Shmuel is played by Son of Saul star Geza Rohrig, who for some reason to me looks like Paul Rudd in a Fiddler on the Roof beard, but gives a wonderfully complex performance of deadpan delivery and deep sadness. Rohrig is well grounded here, without hint of caricatures or stereotypes. His portrayal of Shmuel’s grief is more complicated than black and white, with the loss of his wife having him questioning his faith as a Hasidic Jew. His process has become a chronic problem, starting before his wife was buried in a simple box a few weeks before, exactly six-feet below the earth as his faith demands. Slowly, as he begins to delve into the process of how the body leaves this earth and what happens to the soul, he develops intense reactions that are out of his character, displaying verbally hostile words to his new friend. He fears that her Nefesh Elokit will be suffering (the soul that ascends before the heavens to be judged accordingly), being cleansed of its sins, and when it returns, will her body be available or part of the earth? His comic foil is played by Matthew Broderick, who’s liberal, marijuana smoking, rock loving, wearing his divorced wife’s robe man of science Albert is clearly the flashier role and main source of the film’s empathy. The fact of the matter is Broderick can be (and always has been) a darkly comic actor who can deliver biting lines with ease and without a hint of regret (“Rigor mortis, that’s arthritis for dead people”).

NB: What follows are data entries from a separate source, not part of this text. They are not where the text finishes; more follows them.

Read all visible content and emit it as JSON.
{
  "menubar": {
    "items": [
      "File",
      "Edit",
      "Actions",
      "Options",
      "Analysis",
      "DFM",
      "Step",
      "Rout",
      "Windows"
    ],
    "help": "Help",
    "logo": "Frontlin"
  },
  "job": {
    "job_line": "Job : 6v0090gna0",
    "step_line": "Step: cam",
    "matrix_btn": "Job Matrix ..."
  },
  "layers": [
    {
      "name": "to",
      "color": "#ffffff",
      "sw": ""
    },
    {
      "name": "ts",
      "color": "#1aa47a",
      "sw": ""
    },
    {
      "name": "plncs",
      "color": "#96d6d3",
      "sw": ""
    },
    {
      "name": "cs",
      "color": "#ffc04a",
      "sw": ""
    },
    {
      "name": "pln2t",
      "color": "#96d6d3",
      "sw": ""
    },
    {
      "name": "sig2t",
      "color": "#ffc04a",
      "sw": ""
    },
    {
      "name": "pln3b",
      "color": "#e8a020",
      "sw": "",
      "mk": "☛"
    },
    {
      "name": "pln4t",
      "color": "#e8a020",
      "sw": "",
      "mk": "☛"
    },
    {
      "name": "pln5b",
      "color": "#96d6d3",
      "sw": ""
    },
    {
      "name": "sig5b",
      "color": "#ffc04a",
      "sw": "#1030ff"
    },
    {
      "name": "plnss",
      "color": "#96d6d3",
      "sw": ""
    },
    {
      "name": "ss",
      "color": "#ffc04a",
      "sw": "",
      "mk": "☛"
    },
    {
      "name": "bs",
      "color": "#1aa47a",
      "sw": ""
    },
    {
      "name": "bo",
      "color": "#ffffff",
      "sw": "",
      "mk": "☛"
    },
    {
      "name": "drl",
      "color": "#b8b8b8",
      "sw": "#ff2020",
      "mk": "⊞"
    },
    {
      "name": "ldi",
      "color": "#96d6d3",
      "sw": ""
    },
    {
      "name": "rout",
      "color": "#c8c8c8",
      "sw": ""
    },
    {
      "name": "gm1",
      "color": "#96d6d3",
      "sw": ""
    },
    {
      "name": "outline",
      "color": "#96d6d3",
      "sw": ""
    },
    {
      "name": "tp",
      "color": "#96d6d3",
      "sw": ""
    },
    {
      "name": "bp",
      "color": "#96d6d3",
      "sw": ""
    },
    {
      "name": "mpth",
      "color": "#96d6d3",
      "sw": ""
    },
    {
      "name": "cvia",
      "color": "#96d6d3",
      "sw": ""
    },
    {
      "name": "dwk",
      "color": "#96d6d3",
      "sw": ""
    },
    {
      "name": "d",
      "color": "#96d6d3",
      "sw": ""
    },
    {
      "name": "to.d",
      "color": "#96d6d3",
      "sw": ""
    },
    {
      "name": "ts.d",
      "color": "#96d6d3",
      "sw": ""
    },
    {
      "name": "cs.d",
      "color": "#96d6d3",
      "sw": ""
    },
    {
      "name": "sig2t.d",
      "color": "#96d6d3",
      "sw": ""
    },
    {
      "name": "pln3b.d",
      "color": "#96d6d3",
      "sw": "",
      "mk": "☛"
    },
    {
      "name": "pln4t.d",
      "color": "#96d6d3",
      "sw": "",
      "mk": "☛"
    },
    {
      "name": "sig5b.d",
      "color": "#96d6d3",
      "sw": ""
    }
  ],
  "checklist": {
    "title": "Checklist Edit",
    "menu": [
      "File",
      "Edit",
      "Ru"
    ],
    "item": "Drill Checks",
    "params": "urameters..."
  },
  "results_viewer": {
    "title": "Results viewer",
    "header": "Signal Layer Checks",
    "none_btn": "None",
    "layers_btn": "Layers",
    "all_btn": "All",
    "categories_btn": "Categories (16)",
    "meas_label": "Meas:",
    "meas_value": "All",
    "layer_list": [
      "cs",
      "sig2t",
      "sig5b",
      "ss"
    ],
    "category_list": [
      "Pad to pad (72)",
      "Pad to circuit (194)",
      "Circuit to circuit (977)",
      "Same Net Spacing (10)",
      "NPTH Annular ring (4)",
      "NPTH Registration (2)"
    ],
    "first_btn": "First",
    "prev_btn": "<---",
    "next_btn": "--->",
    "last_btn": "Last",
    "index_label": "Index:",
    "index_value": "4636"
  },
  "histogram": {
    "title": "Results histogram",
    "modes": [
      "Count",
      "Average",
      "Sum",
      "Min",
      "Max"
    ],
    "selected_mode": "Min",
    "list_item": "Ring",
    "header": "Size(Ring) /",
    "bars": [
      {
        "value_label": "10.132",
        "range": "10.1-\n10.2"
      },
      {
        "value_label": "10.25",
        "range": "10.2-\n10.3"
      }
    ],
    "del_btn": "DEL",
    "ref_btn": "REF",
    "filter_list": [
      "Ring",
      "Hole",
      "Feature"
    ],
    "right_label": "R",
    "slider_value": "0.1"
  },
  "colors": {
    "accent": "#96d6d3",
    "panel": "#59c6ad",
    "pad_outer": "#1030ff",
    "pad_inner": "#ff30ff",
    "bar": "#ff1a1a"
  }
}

To Dust is very similar in themes to First Reformed, another film about a man of faith based in upstate New York who has lost his faith. Reformed‘s grappling with faith has to do with the injustices of the world, and Ethan Hawke’s use of alcohol to deal with his depression and (almost) headfirst dive into madness. Snyder’s film is about a man grappling with his faith after the loss of his wife; while Reformed‘s soul was saved by love, To Dust’s soul is already gone, and about the man who is worried about its eventual place in the afterlife (then just replace Reformed’s heaping helping of desolation with To Dust’s darkly comic undertones). That being said, some might find the script disingenuous with Shmuel always going against his faith or Broderick’s Albert simply just not calling the cops when Shmuel breaks in so he can file a restraining order (but where’s the fun or entertainment in that?); the latter may be a valid one, but is the loss of a dearly beloved spouse who passes away from cancer not legitimate enough for someone to go against or question their own deep-seated faith? I think it is and is ultimately handled with great care in a highly original way that will have me watching Shawn Snyder’s career with a great interest in years to come.
M.N. Miller has been a film and television writer for Ready Steady Cut since August of 2018 and is patiently waiting for the next Pearl Jam album to come out.